The Winnipeg Centre NDP MP Pat Martin, a self-admitted “loudmouth,” claims he now chooses civility. That’s like a fox telling us he’s decided to be nice to chickens. Martin has held his Manitoba seat since 1997 and has accomplished little in Ottawa other than becoming somewhat of a media darling who can be counted on for a sound bite now and then.
Martin’s the fellow who once referred to asbestos producers as “corporate serial killers.”
On another occasion, he compared the governor of North Dakota to North Korean dictator Kim Jong-Il, because of ND’s disagreement with Manitoba over the Devils Lake outlet. He also quoted a 1980s Alberta bumper sticker, saying we should let “the bastards [Americans] freeze in the dark.”
Martin is also remembered as the MP who attacked a Christian organization saying, “they [Opus Dei] give me the creeps.” And he stated his opposition to funding an $11 million youth center in Winnipeg being built by the social-service organization, Youth For Christ, saying they were “evangelical fundamentalists” who were “preying on vulnerable kids.”
Rancour among opposition MPs in Ottawa towards the government and Conservatives in general is palpable, and nowhere is this malicious resentfulness more noticeable than in Pat Martin.
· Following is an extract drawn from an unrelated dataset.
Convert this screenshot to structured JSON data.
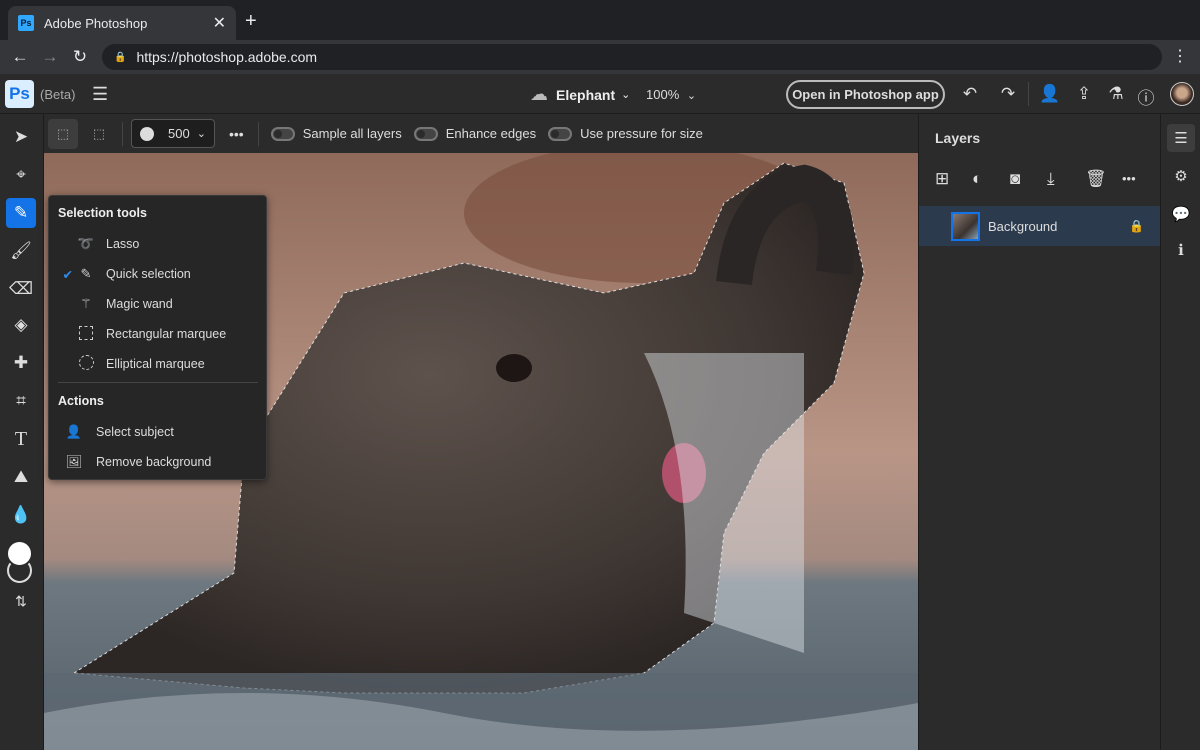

Earlier this year, he called MP Kelly Block (Saskatoon-Rosetown-Biggar) a “hapless dupe for a bunch of rednecks.”
The fellow is a sanctimonious blowhard and bully who uses his membership on Parliamentary committees to browbeat government representatives in a rude and disparaging manner. During his 2011 verbal assault while questioning International Co-operation Minister Bev Oda, Martin suggested Ms. Oda was a “lousy minister,” the “minister of weasel words” and that she was either a “very poor minister or equally poor liar.” This from an MP who was not even a voting member of the committee that was considering whether Ms. Oda should be found in contempt of Parliament—he had been brought in by the NDP to be their non-voting “hit man” to entertain the media and to humiliate the beleaguered minister to the full extent of his rather limited vocabulary.
As I’ve said before in this space, the man’s an odious fellow and a bit of a clown who needs to find ways to seem relevant to his constituents. He’s one of those career politicians who’s in the House of Commons because it is the best paying form of employment he’s ever likely to get—that is, for personal gain. It rankles political hacks like Martin that they will never achieve real power and influence in Ottawa and sometimes their envy and personal animosity towards those who hold power gets the best of them.
In acknowledging he doesn’t expect to be asked to show the ropes to any of the 68 new NDP MPs, Pat Martin said:
“I’m probably the wrong guy to be mentoring young MPs. It would probably be limiting to their careers to follow my footsteps.”
And all Canadians can be thankful for that.